May 16, 2016
Majority in U.S. Support Idea of Fed-Funded Healthcare System
By Frank Newport
Presented with three separate scenarios for the future of the Affordable Care Act (ACA), 58% of U.S. adults favor the idea of replacing the law with a federally funded healthcare system that provides insurance for all Americans. At the same time, Americans are split on the idea of maintaining the ACA as it is, with 48% in favor and 49% opposed. The slight majority, 51%, favor repealing the act.
The results show that many Americans are OK with several ways of handling the ACA rather than favoring only one possibility. In particular, 35% of all Americans say they would favor keeping the ACA in place and separately say they favor the idea of replacing it with a federally funded universal health insurance system. Among Democrats and Democratic leaners, 59% favor both of these approaches. In short, many Americans would apparently go along with Clinton's idea of keeping the ACA in place as it is now, or with Sanders' bolder proposal to replace it with a Medicare-for-All system.
Gallup also asked those who favor either keeping the ACA in place or replacing it with a federally funded system to choose between these two options. The federally funded system wins among this group by a 2-to-1 ratio, 64% to 32%, meaning this system garners the most support among the initial favor/oppose questions and wins when those who like both approaches are forced to choose.
Additionally, 27% of Americans say they favor repealing the ACA and say they favor replacing it with a federally funded system. This means the group of Americans in this survey who favor the law's repeal, a core policy proposal of many Republican presidential candidates during this campaign season, includes some who apparently want the ACA repealed to replace it with an even more liberal system. Only 22% of Americans say they want the ACA repealed and do not favor replacing it with a federally funded system.
The breakdown of reactions to these proposals by partisanship shows the expected patterns: Democrats and Democratic-leaning independents are highly likely to favor the two options put forth by the Democratic candidates, while Republicans and Republican leaners are highly likely to favor Trump's position, repeal of the ACA.

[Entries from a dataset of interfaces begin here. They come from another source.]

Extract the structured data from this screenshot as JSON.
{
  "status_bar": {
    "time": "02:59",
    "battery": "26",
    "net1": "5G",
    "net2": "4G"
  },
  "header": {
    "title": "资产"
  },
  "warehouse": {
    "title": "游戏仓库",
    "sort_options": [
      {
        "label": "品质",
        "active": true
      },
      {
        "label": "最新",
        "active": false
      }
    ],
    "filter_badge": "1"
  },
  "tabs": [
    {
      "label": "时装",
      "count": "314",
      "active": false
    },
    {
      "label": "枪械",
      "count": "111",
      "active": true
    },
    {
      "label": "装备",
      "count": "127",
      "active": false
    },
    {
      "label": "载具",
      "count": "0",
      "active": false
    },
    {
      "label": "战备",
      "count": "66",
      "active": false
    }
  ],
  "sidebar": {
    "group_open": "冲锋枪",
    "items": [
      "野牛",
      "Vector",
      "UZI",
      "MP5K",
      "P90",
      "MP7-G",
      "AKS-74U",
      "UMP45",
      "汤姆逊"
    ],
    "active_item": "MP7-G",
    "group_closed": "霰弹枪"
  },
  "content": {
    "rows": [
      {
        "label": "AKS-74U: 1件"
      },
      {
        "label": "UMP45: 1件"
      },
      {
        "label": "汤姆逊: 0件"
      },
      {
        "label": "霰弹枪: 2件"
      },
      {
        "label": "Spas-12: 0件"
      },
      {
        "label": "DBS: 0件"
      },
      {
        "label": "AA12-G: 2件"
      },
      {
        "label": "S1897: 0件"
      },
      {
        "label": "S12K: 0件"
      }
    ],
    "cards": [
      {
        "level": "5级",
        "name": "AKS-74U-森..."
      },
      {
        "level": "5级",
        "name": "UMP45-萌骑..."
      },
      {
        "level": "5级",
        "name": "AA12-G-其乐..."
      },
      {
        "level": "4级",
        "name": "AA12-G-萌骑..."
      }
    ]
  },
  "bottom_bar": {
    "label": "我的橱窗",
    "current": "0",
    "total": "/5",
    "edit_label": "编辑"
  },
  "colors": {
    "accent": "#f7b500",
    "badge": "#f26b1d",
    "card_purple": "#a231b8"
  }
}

One notable exception to the strong partisan skew in reactions to these proposals comes from Republicans when they are asked about replacing the ACA with a federally funded system. Forty-one percent of Republicans favor the proposal -- much higher than the 16% who favor keeping the ACA in place. This may reflect either that Republicans genuinely think a single-payer system would be good for the country, or that they view any proposal to replace the ACA (" Obamacare") as better than keeping it in place.
Americans express considerable support for the idea of replacing the ACA with a federally run national healthcare system, which is similar to the proposal championed by presidential candidate Sanders. To be sure, many Americans, primarily Democrats, also favor the idea of just keeping the ACA in place. But given a choice, those who favor both proposals come down on the side of the Sanders-type proposal. Four in 10 Republicans also favor the idea of a federally funded system.
Comment by Don McCanne
Although this new Gallup poll has been widely interpreted in the media as showing strong national support for single payer reform, the actual question was about favoring or opposing "Replacing the ACA with a federally funded healthcare program providing insurance for all Americans," and it was asked with two other options (repealing ACA, keeping ACA in place), any or all of which could be chosen. Replacing ACA with federally funded health care was supported by 58%, repeal ACA by 51%, and keeping ACA by 48%.
Perhaps one of the more important findings in this poll was that 27% of Americans favor both repealing ACA and replacing it with a federally funded system. Since 45% of all Americans support repeal of ACA, this means that over half of those favoring repeal want it replaced with a federally funded system. That gives a new slant to the repeal and replace clarion call of the Republicans.
In fact, 41% of Republicans favor replacing ACA with a federally funded system whereas only 16% of them prefer to keep ACA in place.
Based on this poll, it is no wonder that the May 16 headline in The Washington Post read, "Poll: Most Americans want to replace Obamacare with single-payer — including many Republicans."
When those who favor either keeping the ACA in place or replacing it with a federally funded system were asked to choose between the two, 32% favored keeping ACA and 64% favored replacing it with a federally funded system.
This should reinvigorate those of us who are working so hard to bring to America the health care system that we need and want - a single payer improved Medicare for all.